Skip to main content

Twitter closes offices as ‘work pledge’ deadline passes

In a surprise move on Thursday, Twitter closed its offices, telling staff not to return until Monday, November 21. To ensure no one tries to enter any of its sites, badge access has also been suspended.

It’s not clear why Twitter has decided to temporarily shutter its offices, but it comes during a chaotic time for the social media platform following its $44 billion takeover by billionaire entrepreneur Elon Musk at the end of October.

“Effective immediately, we are temporarily closing our office buildings and all badge access will be suspended,” the widely reported message to Twitter staff said. “Offices will reopen on Monday, November 21. Thank you for your flexibility. Please continue to comply with company policy by refraining from discussing confidential company information on social media, with the press or elsewhere.”

It added: “We look forward to working with you on Twitter’s exciting future.”

The move to shutter the offices could be linked to recent reports that Musk had told Twitter’s remaining employees they were required to sign a pledge to work “long hours at high intensity” or else depart the company, according to a Washington Post report.

Anyone who declined to sign the pledge by today — Thursday — would be told to leave and given three months’ severance pay, the report said. Twitter management may have concluded that closing the offices now and suspending badge access will give it the necessary time to sort through the pledges and reshape its workforce for Monday. However, some reports have suggested hundreds of workers have refused to sign the pledge, effectively quitting their job.

If Twitter is suffering a round of mass resignations, the loss of so many personnel could put the functionality of the platform at risk for its 230 million or so users around the world.

Soon after Musk acquired the company just over three weeks ago, the CEO, chief financial officer, and entire board of directors were given their marching orders.

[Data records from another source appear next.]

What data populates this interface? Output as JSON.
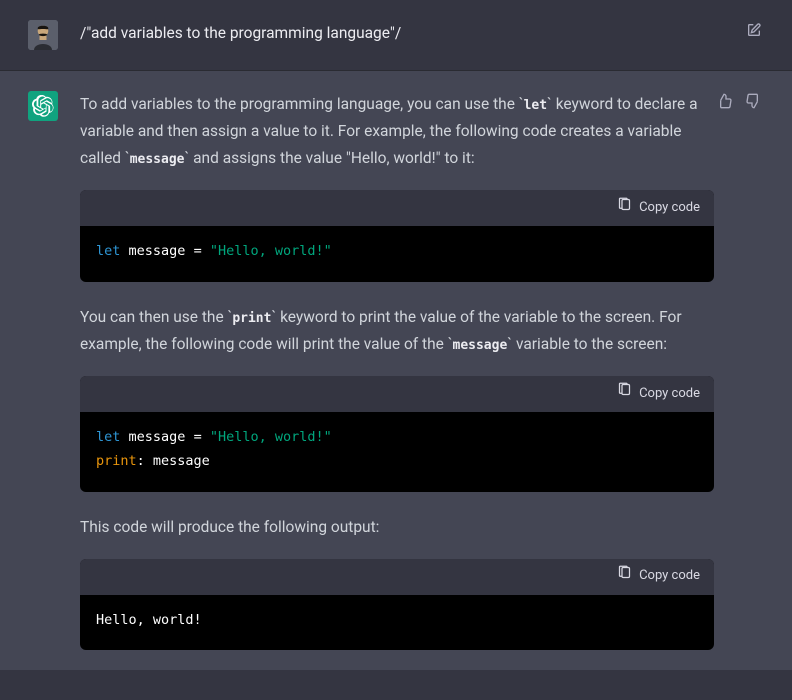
{
  "user": {
    "prompt": "/\"add variables to the programming language\"/"
  },
  "copy_label": "Copy code",
  "assistant": {
    "p1_a": "To add variables to the programming language, you can use the ",
    "kw_let": "let",
    "p1_b": " keyword to declare a variable and then assign a value to it. For example, the following code creates a variable called ",
    "kw_message": "message",
    "p1_c": " and assigns the value \"Hello, world!\" to it:",
    "p2_a": "You can then use the ",
    "kw_print": "print",
    "p2_b": " keyword to print the value of the variable to the screen. For example, the following code will print the value of the ",
    "p2_c": " variable to the screen:",
    "p3": "This code will produce the following output:",
    "code1": {
      "kw": "let",
      "id": "message",
      "eq": " = ",
      "str": "\"Hello, world!\""
    },
    "code2": {
      "kw": "let",
      "id": "message",
      "eq": " = ",
      "str": "\"Hello, world!\"",
      "line2_call": "print",
      "line2_sep": ": ",
      "line2_arg": "message"
    },
    "code3": {
      "out": "Hello, world!"
    }
  }
}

Days later, 3,700 staff, equal to almost half the workforce, were laid off in a bid to save money, and reports this week suggested Twitter has also fired around 5,000 contract employees.

Looking at the current situation, it seems the next few days could be pivotal for Twitter’s survival.

Editors' Recommendations